Copy nothing but the text: repeat each entry exactly and drop the images.
---- RECORDS PROVIDED
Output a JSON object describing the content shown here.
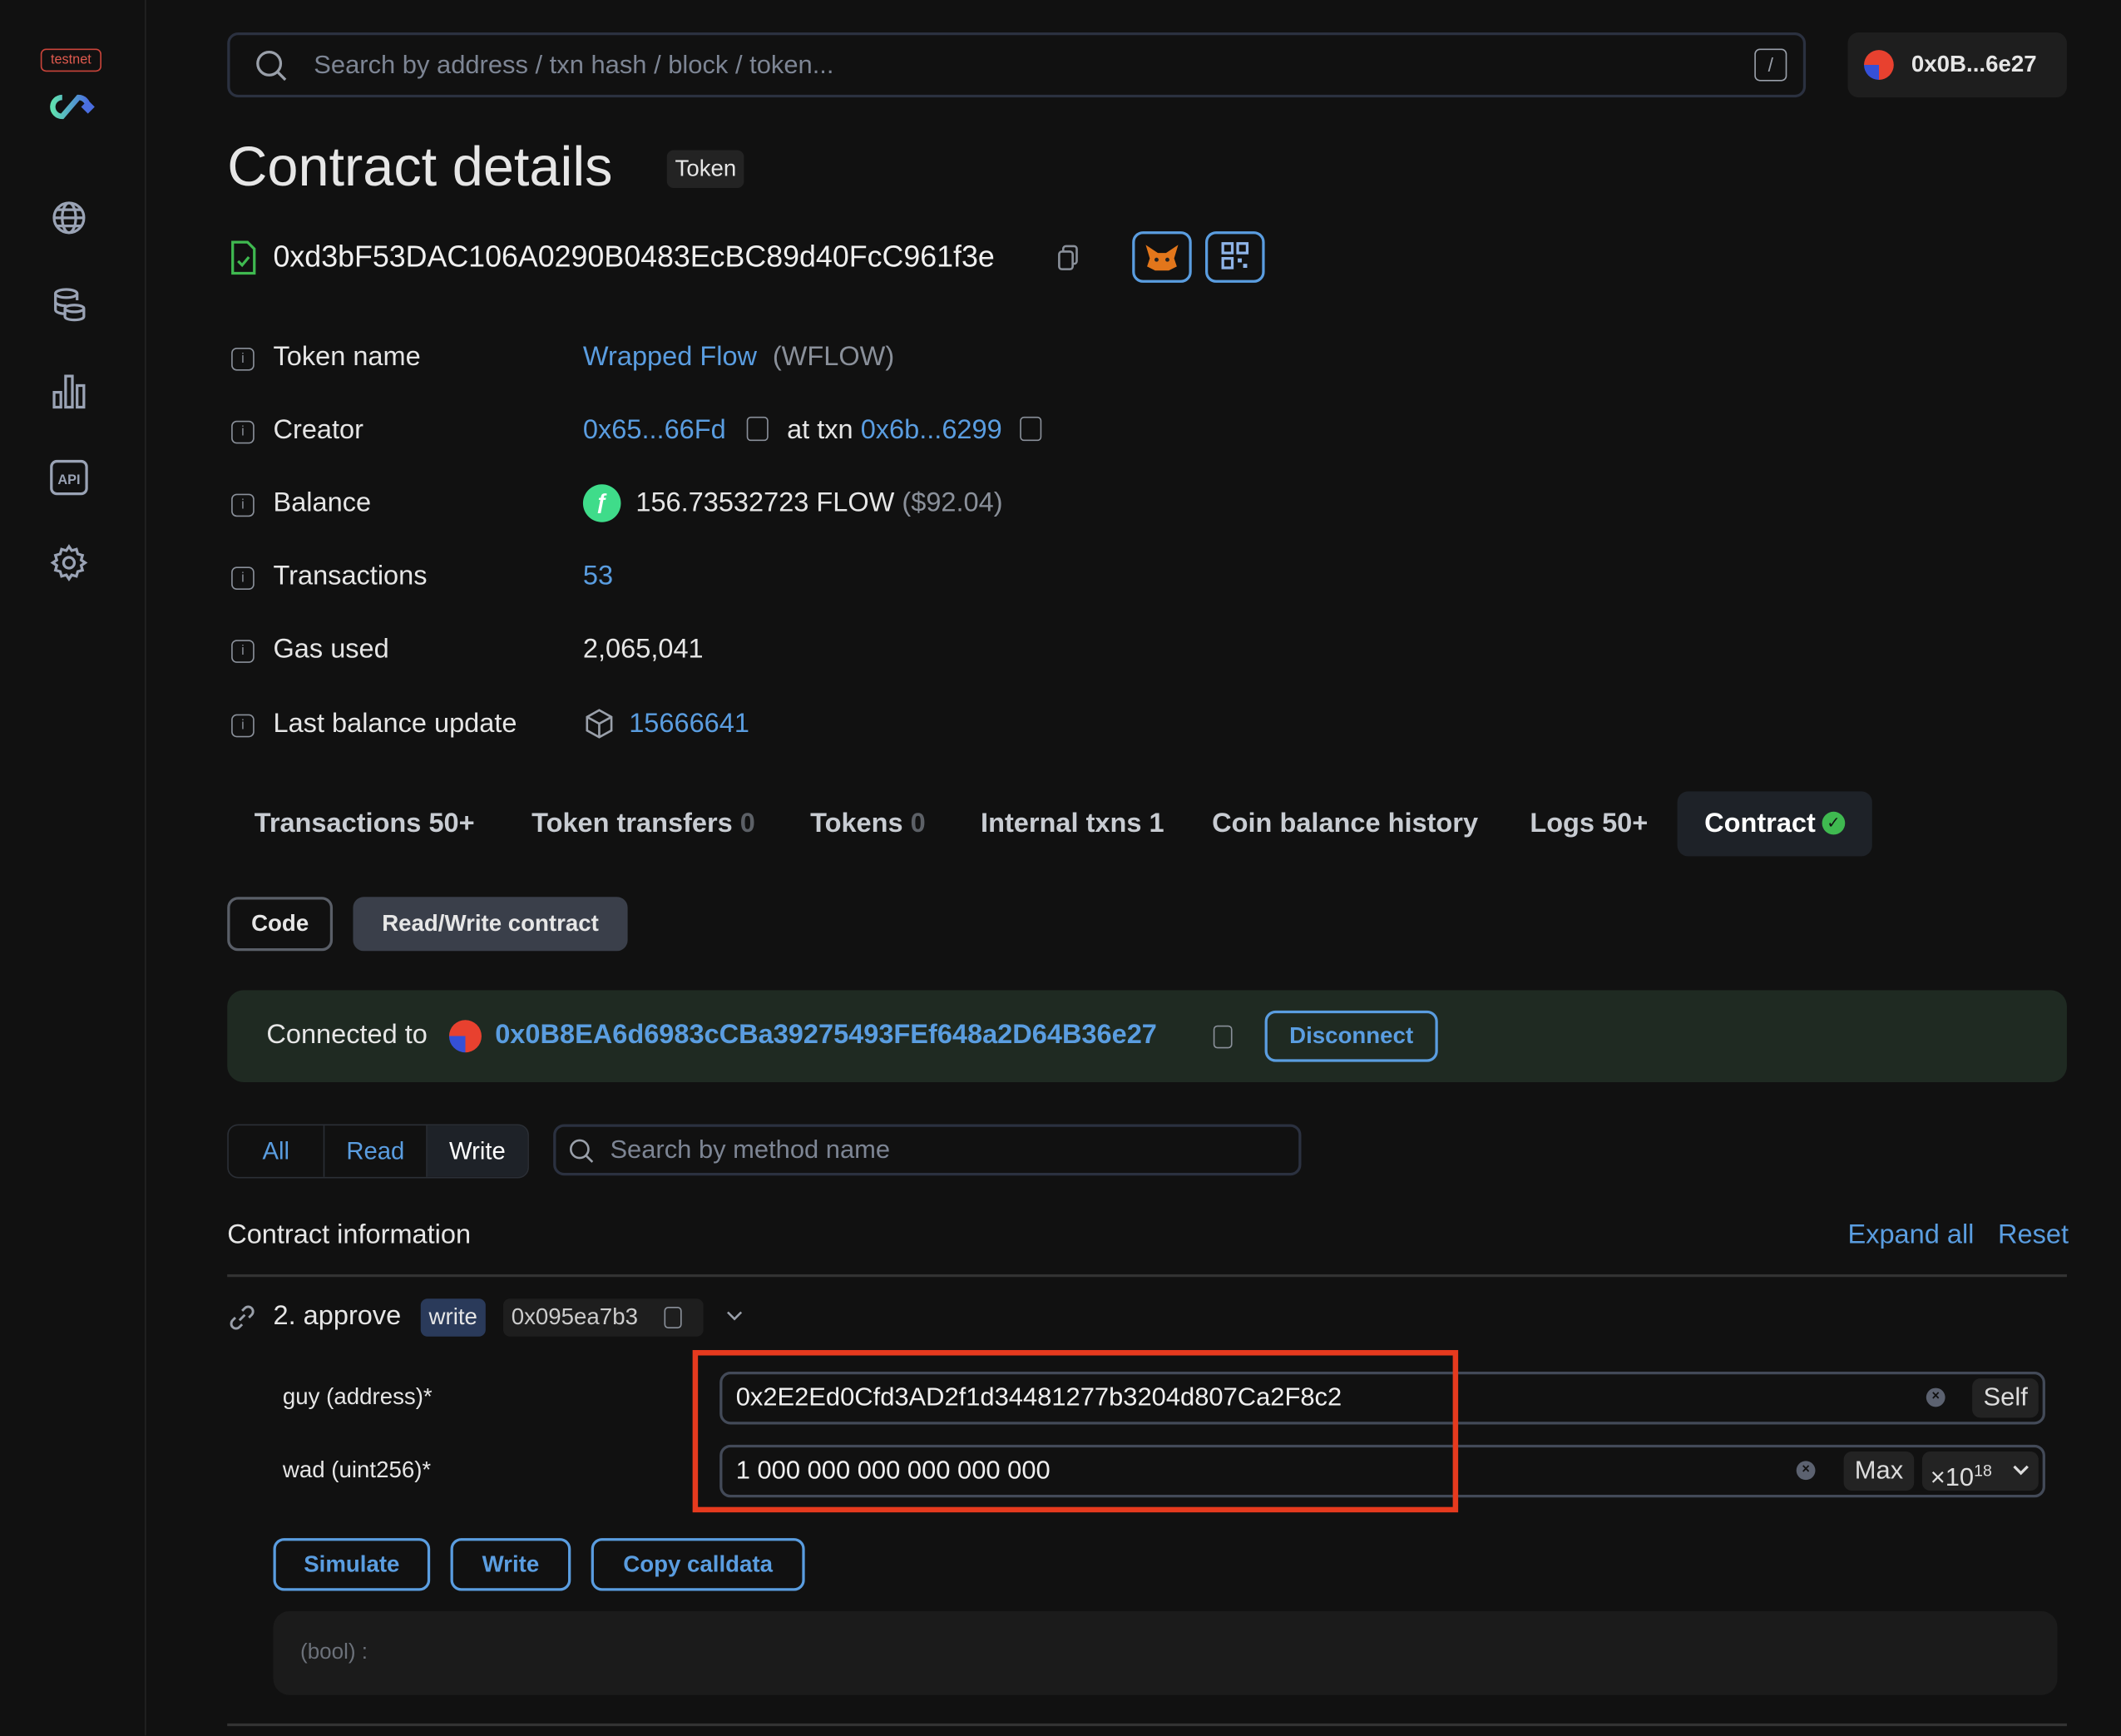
{
  "sidebar": {
    "network_badge": "testnet",
    "icons": [
      "globe-icon",
      "database-icon",
      "bar-chart-icon",
      "api-icon",
      "gear-icon"
    ]
  },
  "header": {
    "search_placeholder": "Search by address / txn hash / block / token...",
    "shortcut": "/",
    "wallet": "0x0B...6e27"
  },
  "page": {
    "title": "Contract details",
    "tag": "Token",
    "address": "0xd3bF53DAC106A0290B0483EcBC89d40FcC961f3e"
  },
  "details": {
    "token_name": {
      "label": "Token name",
      "value": "Wrapped Flow",
      "symbol": "(WFLOW)"
    },
    "creator": {
      "label": "Creator",
      "address": "0x65...66Fd",
      "at_txn": "at txn",
      "txn": "0x6b...6299"
    },
    "balance": {
      "label": "Balance",
      "value": "156.73532723 FLOW",
      "usd": "($92.04)"
    },
    "transactions": {
      "label": "Transactions",
      "value": "53"
    },
    "gas_used": {
      "label": "Gas used",
      "value": "2,065,041"
    },
    "last_balance_update": {
      "label": "Last balance update",
      "value": "15666641"
    }
  },
  "tabs": [
    {
      "label": "Transactions",
      "count": "50+"
    },
    {
      "label": "Token transfers",
      "count": "0"
    },
    {
      "label": "Tokens",
      "count": "0"
    },
    {
      "label": "Internal txns",
      "count": "1"
    },
    {
      "label": "Coin balance history",
      "count": ""
    },
    {
      "label": "Logs",
      "count": "50+"
    },
    {
      "label": "Contract",
      "count": "",
      "active": true
    }
  ],
  "subtabs": {
    "code": "Code",
    "rw": "Read/Write contract"
  },
  "connection": {
    "label": "Connected to",
    "address": "0x0B8EA6d6983cCBa39275493FEf648a2D64B36e27",
    "disconnect": "Disconnect"
  },
  "filter": {
    "all": "All",
    "read": "Read",
    "write": "Write",
    "search_placeholder": "Search by method name"
  },
  "contract_info": {
    "title": "Contract information",
    "expand_all": "Expand all",
    "reset": "Reset"
  },
  "method": {
    "name": "2. approve",
    "type": "write",
    "selector": "0x095ea7b3",
    "inputs": [
      {
        "label": "guy (address)*",
        "value": "0x2E2Ed0Cfd3AD2f1d34481277b3204d807Ca2F8c2",
        "button": "Self"
      },
      {
        "label": "wad (uint256)*",
        "value": "1 000 000 000 000 000 000",
        "button": "Max",
        "multiplier": "×10",
        "exponent": "18"
      }
    ],
    "actions": {
      "simulate": "Simulate",
      "write": "Write",
      "copy": "Copy calldata"
    },
    "result": "(bool) :"
  },
  "colors": {
    "accent": "#5a9de0",
    "highlight_box": "#e63a1e",
    "banner": "#1f2a22",
    "verified": "#3fb950"
  }
}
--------
> **SOLUTION TO THIS PROBLEM**:
Output a JSON object describing the content shown here.
{
  "sidebar": {
    "network_badge": "testnet",
    "icons": [
      "globe-icon",
      "database-icon",
      "bar-chart-icon",
      "api-icon",
      "gear-icon"
    ]
  },
  "header": {
    "search_placeholder": "Search by address / txn hash / block / token...",
    "shortcut": "/",
    "wallet": "0x0B...6e27"
  },
  "page": {
    "title": "Contract details",
    "tag": "Token",
    "address": "0xd3bF53DAC106A0290B0483EcBC89d40FcC961f3e"
  },
  "details": {
    "token_name": {
      "label": "Token name",
      "value": "Wrapped Flow",
      "symbol": "(WFLOW)"
    },
    "creator": {
      "label": "Creator",
      "address": "0x65...66Fd",
      "at_txn": "at txn",
      "txn": "0x6b...6299"
    },
    "balance": {
      "label": "Balance",
      "value": "156.73532723 FLOW",
      "usd": "($92.04)"
    },
    "transactions": {
      "label": "Transactions",
      "value": "53"
    },
    "gas_used": {
      "label": "Gas used",
      "value": "2,065,041"
    },
    "last_balance_update": {
      "label": "Last balance update",
      "value": "15666641"
    }
  },
  "tabs": [
    {
      "label": "Transactions",
      "count": "50+"
    },
    {
      "label": "Token transfers",
      "count": "0"
    },
    {
      "label": "Tokens",
      "count": "0"
    },
    {
      "label": "Internal txns",
      "count": "1"
    },
    {
      "label": "Coin balance history",
      "count": ""
    },
    {
      "label": "Logs",
      "count": "50+"
    },
    {
      "label": "Contract",
      "count": "",
      "active": true
    }
  ],
  "subtabs": {
    "code": "Code",
    "rw": "Read/Write contract"
  },
  "connection": {
    "label": "Connected to",
    "address": "0x0B8EA6d6983cCBa39275493FEf648a2D64B36e27",
    "disconnect": "Disconnect"
  },
  "filter": {
    "all": "All",
    "read": "Read",
    "write": "Write",
    "search_placeholder": "Search by method name"
  },
  "contract_info": {
    "title": "Contract information",
    "expand_all": "Expand all",
    "reset": "Reset"
  },
  "method": {
    "name": "2. approve",
    "type": "write",
    "selector": "0x095ea7b3",
    "inputs": [
      {
        "label": "guy (address)*",
        "value": "0x2E2Ed0Cfd3AD2f1d34481277b3204d807Ca2F8c2",
        "button": "Self"
      },
      {
        "label": "wad (uint256)*",
        "value": "1 000 000 000 000 000 000",
        "button": "Max",
        "multiplier": "×10",
        "exponent": "18"
      }
    ],
    "actions": {
      "simulate": "Simulate",
      "write": "Write",
      "copy": "Copy calldata"
    },
    "result": "(bool) :"
  },
  "colors": {
    "accent": "#5a9de0",
    "highlight_box": "#e63a1e",
    "banner": "#1f2a22",
    "verified": "#3fb950"
  }
}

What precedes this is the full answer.